BarCamp Bangkok: I'm not a geek
There are those moments in life when you get put in your place. Times like on Saturday when I found myself sitting in a programing presentation at BarCamp Bangkok where they were talking about
Let’s put it this way. If you think Ruby on Rails sounds more like a movie than a programing language you’d be as lost as was I.
This was my first BarCamp and I really enjoyed the format. Basically it’s a huge unconference that goes like this.
9am: If you have something you would like to discuss or present put it on a piece of paper on the wall.
9 – 11am: Everyone walks around and votes for the discussions or presentations they would like to see.
11am: Those presentations with the most votes get places on the schedule for the day.
11:30am: Let the presentations/discussions begin!
What makes a BarCamp work is that everyone comes with something to share and something to learn. You pull from everyone’s experiences. At a conference were I felt way out of my league I was still able to offer a couple presentations on building Tribes (based on Seth Godin’s work) to learn and how to make presentations people will remember, (pulling from Presentation Zen) it seemed to be a hit.
But the real reason you go to any conference now a days is to connect with people. This was my first opportunity to really connect with the geeker side of Bangkok and that I did.
My favorite connection of the conference came while eating lunch and I was lucky enough to find a seat next to Kara. She had moved to Bangkok just this February from San Fransico after being laid-off by Linden Labs. Yes, the same Linden Labs that created Second Life.
Kara sold everything she had in San Francisco and came to Bangkok to travel. Running low on money she needed to find a way to use her marketing background…and found her niche in Second Life. She opened up a clothing store in Second Life (Second Life Link) and now makes enough money to live a nice life in Bangkok while traveling Asia. She has a Tribe of about 800 people. Second Lifer’s who love her virtual clothing line. She was at BarCamp looking for programmers and to make connections as she expands her Second Life business.
I asked her if she had ever thought of starting a “real” clothing line as there is plenty of opportunity to do so here in Asia to which she replied:
“I’d rather manage bytes than atoms”
She went on to explain that bytes are much easier to manage. There is no supply chain, no people, no contacts to worry about. There is just you and your customers.
“I work 10 hours a week and make enough money to live a nice life in Bangkok.”
Not bad for someone who just got laid off 6 months ago. This is what I love about down economies. Not that there is much to love about them, but that it challenges us to become creative.
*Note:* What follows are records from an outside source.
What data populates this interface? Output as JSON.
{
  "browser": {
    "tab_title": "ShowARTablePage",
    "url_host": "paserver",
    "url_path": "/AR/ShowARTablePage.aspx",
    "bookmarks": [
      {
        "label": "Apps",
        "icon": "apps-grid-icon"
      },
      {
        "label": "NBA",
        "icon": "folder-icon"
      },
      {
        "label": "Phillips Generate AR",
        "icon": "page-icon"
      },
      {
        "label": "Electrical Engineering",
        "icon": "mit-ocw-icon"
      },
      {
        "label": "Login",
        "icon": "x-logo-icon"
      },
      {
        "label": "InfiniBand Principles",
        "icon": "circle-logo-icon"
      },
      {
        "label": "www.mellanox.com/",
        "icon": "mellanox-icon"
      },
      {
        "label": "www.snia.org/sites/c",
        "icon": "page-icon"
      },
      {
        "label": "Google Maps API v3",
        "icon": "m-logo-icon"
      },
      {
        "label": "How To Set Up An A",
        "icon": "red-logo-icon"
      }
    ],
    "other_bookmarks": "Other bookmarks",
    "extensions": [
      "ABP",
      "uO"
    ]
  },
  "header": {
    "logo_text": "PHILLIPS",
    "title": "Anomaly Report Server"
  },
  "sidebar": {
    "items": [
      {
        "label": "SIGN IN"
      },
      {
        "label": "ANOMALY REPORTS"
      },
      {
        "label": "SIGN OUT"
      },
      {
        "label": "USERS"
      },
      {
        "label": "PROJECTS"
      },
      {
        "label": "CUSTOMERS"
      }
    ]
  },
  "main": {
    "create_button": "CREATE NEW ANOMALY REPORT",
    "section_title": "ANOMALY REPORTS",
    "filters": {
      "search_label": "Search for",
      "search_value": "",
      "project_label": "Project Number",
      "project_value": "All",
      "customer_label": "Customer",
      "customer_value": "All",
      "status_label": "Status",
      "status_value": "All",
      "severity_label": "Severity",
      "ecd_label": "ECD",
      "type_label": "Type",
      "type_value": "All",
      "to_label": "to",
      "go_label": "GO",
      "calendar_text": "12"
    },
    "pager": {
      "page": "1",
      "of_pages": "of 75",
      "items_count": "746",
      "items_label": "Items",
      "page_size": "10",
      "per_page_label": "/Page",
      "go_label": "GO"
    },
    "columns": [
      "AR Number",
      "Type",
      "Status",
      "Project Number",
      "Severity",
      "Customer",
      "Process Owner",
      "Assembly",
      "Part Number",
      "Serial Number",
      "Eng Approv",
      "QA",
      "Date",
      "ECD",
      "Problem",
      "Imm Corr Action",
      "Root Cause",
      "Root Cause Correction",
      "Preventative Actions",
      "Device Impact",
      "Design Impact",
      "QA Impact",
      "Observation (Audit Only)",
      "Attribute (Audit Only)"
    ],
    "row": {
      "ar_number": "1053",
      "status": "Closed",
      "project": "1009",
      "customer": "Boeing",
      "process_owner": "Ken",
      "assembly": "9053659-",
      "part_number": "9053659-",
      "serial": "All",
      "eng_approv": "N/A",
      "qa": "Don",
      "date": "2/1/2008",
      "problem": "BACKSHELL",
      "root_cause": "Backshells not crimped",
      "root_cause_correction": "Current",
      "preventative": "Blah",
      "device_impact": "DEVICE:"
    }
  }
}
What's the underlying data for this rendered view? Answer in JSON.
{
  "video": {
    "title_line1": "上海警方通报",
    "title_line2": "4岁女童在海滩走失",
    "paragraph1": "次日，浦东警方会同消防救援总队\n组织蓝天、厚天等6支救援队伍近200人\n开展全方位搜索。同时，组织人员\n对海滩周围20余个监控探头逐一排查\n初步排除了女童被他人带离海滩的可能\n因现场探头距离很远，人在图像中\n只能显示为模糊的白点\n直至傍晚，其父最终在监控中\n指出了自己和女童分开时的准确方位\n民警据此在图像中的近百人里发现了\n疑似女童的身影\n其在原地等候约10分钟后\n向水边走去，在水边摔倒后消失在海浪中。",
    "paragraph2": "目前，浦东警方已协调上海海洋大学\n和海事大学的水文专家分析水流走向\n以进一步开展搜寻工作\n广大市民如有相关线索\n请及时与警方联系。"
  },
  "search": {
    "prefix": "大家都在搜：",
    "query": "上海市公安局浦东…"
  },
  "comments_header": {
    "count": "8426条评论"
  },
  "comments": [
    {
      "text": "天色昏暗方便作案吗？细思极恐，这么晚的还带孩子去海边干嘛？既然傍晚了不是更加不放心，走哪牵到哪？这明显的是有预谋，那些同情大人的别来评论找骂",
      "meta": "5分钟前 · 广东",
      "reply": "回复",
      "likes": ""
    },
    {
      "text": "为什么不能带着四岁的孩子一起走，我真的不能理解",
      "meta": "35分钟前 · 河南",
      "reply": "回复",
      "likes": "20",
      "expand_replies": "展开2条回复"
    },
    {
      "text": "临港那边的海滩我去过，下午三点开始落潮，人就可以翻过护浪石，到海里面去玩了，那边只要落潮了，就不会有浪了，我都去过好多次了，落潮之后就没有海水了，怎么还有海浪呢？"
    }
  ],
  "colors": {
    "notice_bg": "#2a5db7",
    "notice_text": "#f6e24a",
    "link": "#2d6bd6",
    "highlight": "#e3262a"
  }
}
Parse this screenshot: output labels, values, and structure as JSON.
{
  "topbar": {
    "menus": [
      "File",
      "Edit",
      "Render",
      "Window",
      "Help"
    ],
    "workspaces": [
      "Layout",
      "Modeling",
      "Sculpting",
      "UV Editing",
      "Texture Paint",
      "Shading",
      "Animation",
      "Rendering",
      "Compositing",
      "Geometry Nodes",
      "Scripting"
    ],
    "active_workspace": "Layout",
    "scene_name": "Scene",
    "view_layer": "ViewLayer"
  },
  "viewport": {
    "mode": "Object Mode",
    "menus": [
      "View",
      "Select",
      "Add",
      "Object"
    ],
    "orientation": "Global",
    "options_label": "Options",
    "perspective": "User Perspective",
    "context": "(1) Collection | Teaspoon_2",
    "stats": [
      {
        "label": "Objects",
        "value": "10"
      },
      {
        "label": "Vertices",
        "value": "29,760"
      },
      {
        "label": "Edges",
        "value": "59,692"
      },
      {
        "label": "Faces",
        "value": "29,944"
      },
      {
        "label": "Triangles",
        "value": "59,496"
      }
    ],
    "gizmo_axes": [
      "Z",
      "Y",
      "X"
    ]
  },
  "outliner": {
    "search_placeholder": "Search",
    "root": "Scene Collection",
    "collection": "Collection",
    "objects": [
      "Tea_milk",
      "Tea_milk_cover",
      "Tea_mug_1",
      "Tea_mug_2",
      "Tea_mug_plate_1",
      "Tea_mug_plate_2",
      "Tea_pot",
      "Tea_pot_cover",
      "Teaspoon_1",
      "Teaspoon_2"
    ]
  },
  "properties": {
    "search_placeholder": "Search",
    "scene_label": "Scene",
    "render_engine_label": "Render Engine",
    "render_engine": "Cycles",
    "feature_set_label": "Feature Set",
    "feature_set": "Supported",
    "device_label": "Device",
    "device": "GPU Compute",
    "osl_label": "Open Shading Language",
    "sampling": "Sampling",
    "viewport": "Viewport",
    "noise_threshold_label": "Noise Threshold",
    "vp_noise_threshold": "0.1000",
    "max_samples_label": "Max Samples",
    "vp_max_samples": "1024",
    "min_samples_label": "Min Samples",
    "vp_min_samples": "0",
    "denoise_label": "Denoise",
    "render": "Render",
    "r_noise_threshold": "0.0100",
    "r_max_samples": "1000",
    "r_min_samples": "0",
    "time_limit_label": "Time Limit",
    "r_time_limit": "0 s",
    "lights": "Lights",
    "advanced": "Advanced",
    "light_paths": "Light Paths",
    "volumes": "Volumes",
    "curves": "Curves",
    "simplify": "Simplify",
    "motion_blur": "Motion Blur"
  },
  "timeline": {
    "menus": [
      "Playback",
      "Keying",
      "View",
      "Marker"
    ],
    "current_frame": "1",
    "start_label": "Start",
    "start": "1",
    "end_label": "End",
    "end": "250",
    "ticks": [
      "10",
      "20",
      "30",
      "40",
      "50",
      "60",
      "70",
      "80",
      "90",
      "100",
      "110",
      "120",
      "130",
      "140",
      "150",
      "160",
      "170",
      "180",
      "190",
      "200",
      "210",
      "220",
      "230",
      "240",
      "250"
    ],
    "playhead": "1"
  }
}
It makes us think deeper and different then we’ve thought before which bring about new ways of learning, living, and thinking. It’s no fluke that the Web 2.0 generation of tools started at the same time the web industry started to recover from the Tech Bubble of the late 90’s. All that new thinking waiting there for money, and look were it’s taken us. I so can’t wait to see what comes out of this latest down turn. Once we do recover I think we’ll find ourselves in a whole new global society.